Stored entries
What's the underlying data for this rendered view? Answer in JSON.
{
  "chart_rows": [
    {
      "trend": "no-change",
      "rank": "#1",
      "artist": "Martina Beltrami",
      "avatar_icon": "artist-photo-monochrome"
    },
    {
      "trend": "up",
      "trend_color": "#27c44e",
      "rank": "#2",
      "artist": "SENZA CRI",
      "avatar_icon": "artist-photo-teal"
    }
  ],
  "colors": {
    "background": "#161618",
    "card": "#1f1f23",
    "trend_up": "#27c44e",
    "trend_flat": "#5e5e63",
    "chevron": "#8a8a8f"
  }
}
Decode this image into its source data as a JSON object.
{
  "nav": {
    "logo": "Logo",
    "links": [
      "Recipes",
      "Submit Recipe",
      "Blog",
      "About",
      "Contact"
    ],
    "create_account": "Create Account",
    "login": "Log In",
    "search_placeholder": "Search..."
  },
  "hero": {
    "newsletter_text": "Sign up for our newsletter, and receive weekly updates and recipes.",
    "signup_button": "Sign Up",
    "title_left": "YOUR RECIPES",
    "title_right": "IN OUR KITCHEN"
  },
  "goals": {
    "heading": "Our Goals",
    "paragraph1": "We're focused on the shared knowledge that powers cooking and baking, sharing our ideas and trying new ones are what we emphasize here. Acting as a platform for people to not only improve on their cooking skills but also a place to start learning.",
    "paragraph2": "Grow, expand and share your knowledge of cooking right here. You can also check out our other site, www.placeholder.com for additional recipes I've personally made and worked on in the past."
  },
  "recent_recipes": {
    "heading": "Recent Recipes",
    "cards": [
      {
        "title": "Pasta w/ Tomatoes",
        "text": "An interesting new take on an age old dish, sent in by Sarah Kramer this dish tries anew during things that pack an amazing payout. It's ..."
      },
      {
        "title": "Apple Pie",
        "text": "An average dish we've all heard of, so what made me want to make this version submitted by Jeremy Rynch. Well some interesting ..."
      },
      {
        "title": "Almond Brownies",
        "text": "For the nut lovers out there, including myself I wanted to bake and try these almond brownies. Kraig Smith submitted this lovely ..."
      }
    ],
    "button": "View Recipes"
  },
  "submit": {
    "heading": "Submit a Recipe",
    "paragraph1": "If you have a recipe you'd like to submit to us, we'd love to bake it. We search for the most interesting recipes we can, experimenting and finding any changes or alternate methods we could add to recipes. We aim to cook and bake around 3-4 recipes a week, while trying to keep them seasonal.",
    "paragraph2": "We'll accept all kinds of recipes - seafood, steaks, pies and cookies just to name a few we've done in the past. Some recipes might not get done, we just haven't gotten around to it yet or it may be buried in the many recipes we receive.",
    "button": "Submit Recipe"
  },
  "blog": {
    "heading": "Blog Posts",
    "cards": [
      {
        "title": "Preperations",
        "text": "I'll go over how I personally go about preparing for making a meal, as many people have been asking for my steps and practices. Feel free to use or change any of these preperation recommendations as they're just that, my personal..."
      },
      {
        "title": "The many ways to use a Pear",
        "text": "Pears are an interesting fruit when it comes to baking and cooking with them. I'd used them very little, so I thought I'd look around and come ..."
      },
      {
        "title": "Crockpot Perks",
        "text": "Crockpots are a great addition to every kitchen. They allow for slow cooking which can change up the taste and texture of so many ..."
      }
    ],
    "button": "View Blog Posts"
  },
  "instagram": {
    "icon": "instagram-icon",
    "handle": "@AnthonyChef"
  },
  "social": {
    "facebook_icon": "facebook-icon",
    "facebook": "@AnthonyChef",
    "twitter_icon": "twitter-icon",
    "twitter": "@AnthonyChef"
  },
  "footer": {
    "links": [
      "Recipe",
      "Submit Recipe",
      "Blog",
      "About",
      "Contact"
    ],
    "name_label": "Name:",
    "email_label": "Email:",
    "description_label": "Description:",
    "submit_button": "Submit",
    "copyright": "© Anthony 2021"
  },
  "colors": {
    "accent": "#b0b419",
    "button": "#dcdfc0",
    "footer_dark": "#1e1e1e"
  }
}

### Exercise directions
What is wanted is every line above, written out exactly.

### Your response
What's the underlying data for this rendered view? Answer in JSON.
{
  "chart_rows": [
    {
      "trend": "no-change",
      "rank": "#1",
      "artist": "Martina Beltrami",
      "avatar_icon": "artist-photo-monochrome"
    },
    {
      "trend": "up",
      "trend_color": "#27c44e",
      "rank": "#2",
      "artist": "SENZA CRI",
      "avatar_icon": "artist-photo-teal"
    }
  ],
  "colors": {
    "background": "#161618",
    "card": "#1f1f23",
    "trend_up": "#27c44e",
    "trend_flat": "#5e5e63",
    "chevron": "#8a8a8f"
  }
}
Decode this image into its source data as a JSON object.
{
  "nav": {
    "logo": "Logo",
    "links": [
      "Recipes",
      "Submit Recipe",
      "Blog",
      "About",
      "Contact"
    ],
    "create_account": "Create Account",
    "login": "Log In",
    "search_placeholder": "Search..."
  },
  "hero": {
    "newsletter_text": "Sign up for our newsletter, and receive weekly updates and recipes.",
    "signup_button": "Sign Up",
    "title_left": "YOUR RECIPES",
    "title_right": "IN OUR KITCHEN"
  },
  "goals": {
    "heading": "Our Goals",
    "paragraph1": "We're focused on the shared knowledge that powers cooking and baking, sharing our ideas and trying new ones are what we emphasize here. Acting as a platform for people to not only improve on their cooking skills but also a place to start learning.",
    "paragraph2": "Grow, expand and share your knowledge of cooking right here. You can also check out our other site, www.placeholder.com for additional recipes I've personally made and worked on in the past."
  },
  "recent_recipes": {
    "heading": "Recent Recipes",
    "cards": [
      {
        "title": "Pasta w/ Tomatoes",
        "text": "An interesting new take on an age old dish, sent in by Sarah Kramer this dish tries anew during things that pack an amazing payout. It's ..."
      },
      {
        "title": "Apple Pie",
        "text": "An average dish we've all heard of, so what made me want to make this version submitted by Jeremy Rynch. Well some interesting ..."
      },
      {
        "title": "Almond Brownies",
        "text": "For the nut lovers out there, including myself I wanted to bake and try these almond brownies. Kraig Smith submitted this lovely ..."
      }
    ],
    "button": "View Recipes"
  },
  "submit": {
    "heading": "Submit a Recipe",
    "paragraph1": "If you have a recipe you'd like to submit to us, we'd love to bake it. We search for the most interesting recipes we can, experimenting and finding any changes or alternate methods we could add to recipes. We aim to cook and bake around 3-4 recipes a week, while trying to keep them seasonal.",
    "paragraph2": "We'll accept all kinds of recipes - seafood, steaks, pies and cookies just to name a few we've done in the past. Some recipes might not get done, we just haven't gotten around to it yet or it may be buried in the many recipes we receive.",
    "button": "Submit Recipe"
  },
  "blog": {
    "heading": "Blog Posts",
    "cards": [
      {
        "title": "Preperations",
        "text": "I'll go over how I personally go about preparing for making a meal, as many people have been asking for my steps and practices. Feel free to use or change any of these preperation recommendations as they're just that, my personal..."
      },
      {
        "title": "The many ways to use a Pear",
        "text": "Pears are an interesting fruit when it comes to baking and cooking with them. I'd used them very little, so I thought I'd look around and come ..."
      },
      {
        "title": "Crockpot Perks",
        "text": "Crockpots are a great addition to every kitchen. They allow for slow cooking which can change up the taste and texture of so many ..."
      }
    ],
    "button": "View Blog Posts"
  },
  "instagram": {
    "icon": "instagram-icon",
    "handle": "@AnthonyChef"
  },
  "social": {
    "facebook_icon": "facebook-icon",
    "facebook": "@AnthonyChef",
    "twitter_icon": "twitter-icon",
    "twitter": "@AnthonyChef"
  },
  "footer": {
    "links": [
      "Recipe",
      "Submit Recipe",
      "Blog",
      "About",
      "Contact"
    ],
    "name_label": "Name:",
    "email_label": "Email:",
    "description_label": "Description:",
    "submit_button": "Submit",
    "copyright": "© Anthony 2021"
  },
  "colors": {
    "accent": "#b0b419",
    "button": "#dcdfc0",
    "footer_dark": "#1e1e1e"
  }
}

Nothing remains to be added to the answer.